I want a fair regime that is also effective in protecting the Exchequer. We continue to work closely with industry and to gather evidence to identify who is affected and to quantify fully the scale of the issue. Currently, it is not clear how many people would be disadvantaged by the arrangements in the way that hon. Members have suggested. I hope that we can obtain information from industry on  that and on the contribution patterns and levels over previous years. So far that information has been difficult to obtain.

Without effective anti-forestalling legislation, some £2 billion could be at risk. I will shortly be meeting industry representatives to explore the issue in more detail. As I said this morning, I am prepared to return to the subject on Report if necessary. In doing so, I will bear in mind the ideas in the buffet presented this afternoon. I am happy to say to the hon. Member for Taunton that I shall be working seriously and do recognise the genuineness of the points raised. With that in mind, I hope that the hon. Member for Fareham will feel able to withdraw his amendment.

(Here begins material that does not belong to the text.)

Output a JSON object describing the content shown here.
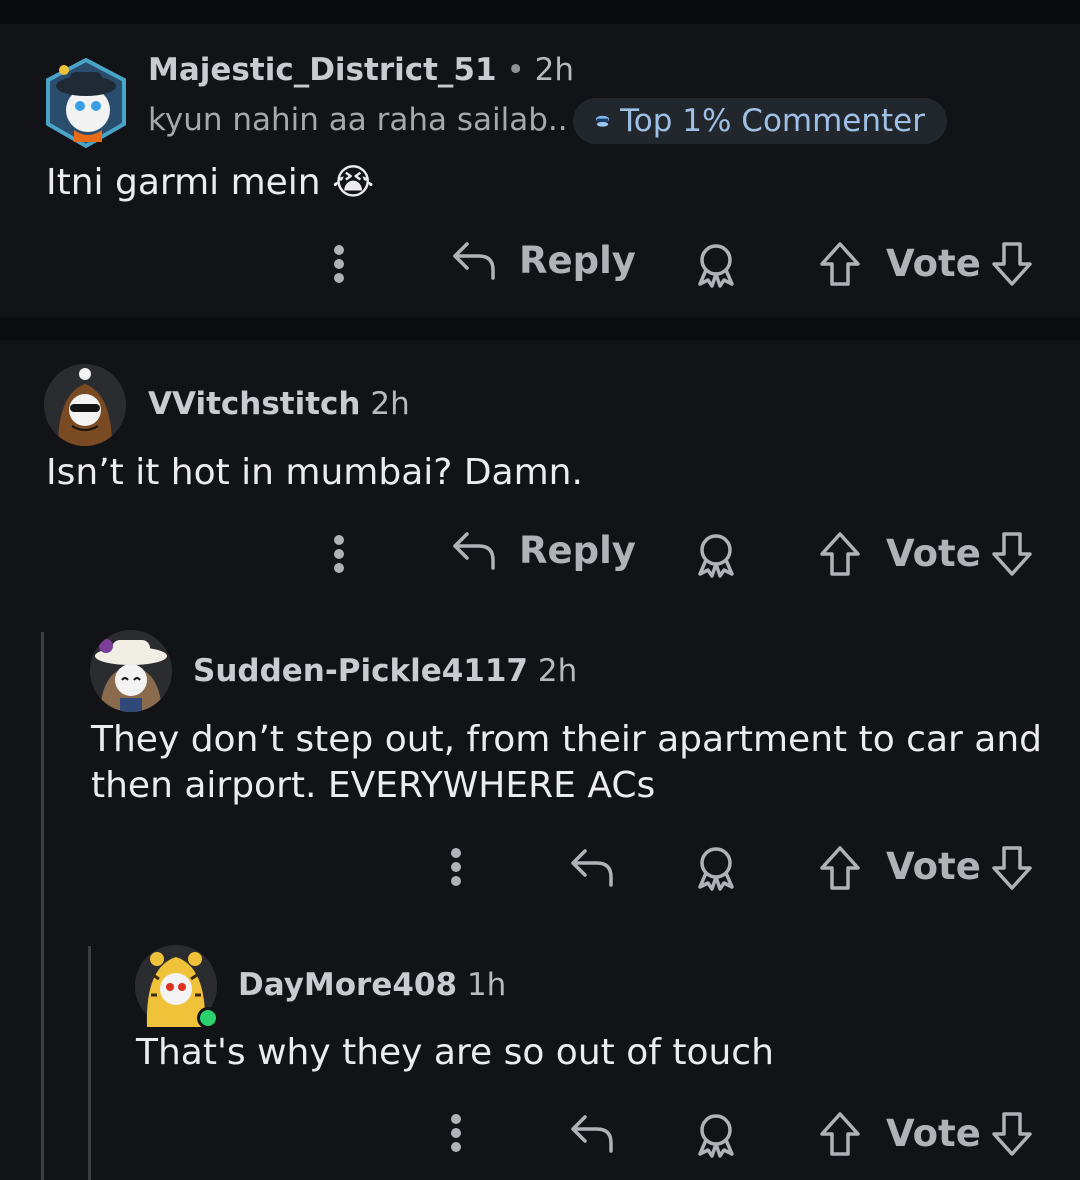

Photo of Mark Hoban Mark Hoban Shadow Minister (Treasury)

It has been a helpful debate and I am heartened that the Minister has not closed his mind to protection for the self-employed and those who make annual, rather than quarterly or more frequent, contributions. I hope that there are some dishes in the buffet that tempt him at a later stage to reheat these ideas for discussion on Report.

In trying to tackle forestalling, we are in danger of introducing unfairness and discrimination against people who are not in the position to make predictable pension contributions. If we are to look at income going back three years to determine whether the £150,000 threshold has been reached, we should recognise the pattern of pension contributions over that time as well, and use it as a benchmark to compare future pension contributions. We could say, “This is the pattern in the past, anything in excess of that is subject to the regime, and if it is equal to or less than that, it is reasonable”. Alternatively, for those who have not made quarterly or more frequent contributions, the special annual allowance of £20,000 could be higher, but that would add complexity and leave more scope for forestalling than the Minister would be willing to concede.

There are ways to deal with the matter. If I had felt that the Minister had closed his mind to the issue, I would have been tempted to push one of the amendments to a Division. However, the Minister has said he is open to it, although given the limited time between now and Report, his mind must remain open and work quite quickly to get to a satisfactory conclusion by Report. We shall certainly return to this on Report, bearing in mind the points the Minister made, and perhaps come up with more of a table d’hôte of amendments at that stage, rather than the buffet that is before us today. I beg leave to withdraw amendment 228.

Amendment, by leave, withdrawn.

Photo of Mark Hoban Mark Hoban Shadow Minister (Treasury)

I am not going to say very much about amendment 205. While I am very keen to ensure that there is certainty in the tax regime, particularly for a set of provisions that will last only two years, given that the Minister is open to some of the debates about potential changes and there may be new evidence that arises that persuades him to adjust one or more provisions in this clause, passing amendment 205 at this point may not helpful to the interests of getting a better deal for taxpayers. Therefore, if it is feasible, I do not wish to move the amendment.

Schedule 35 agreed to.

Clause 72 to 74 ordered to stand part of the Bill.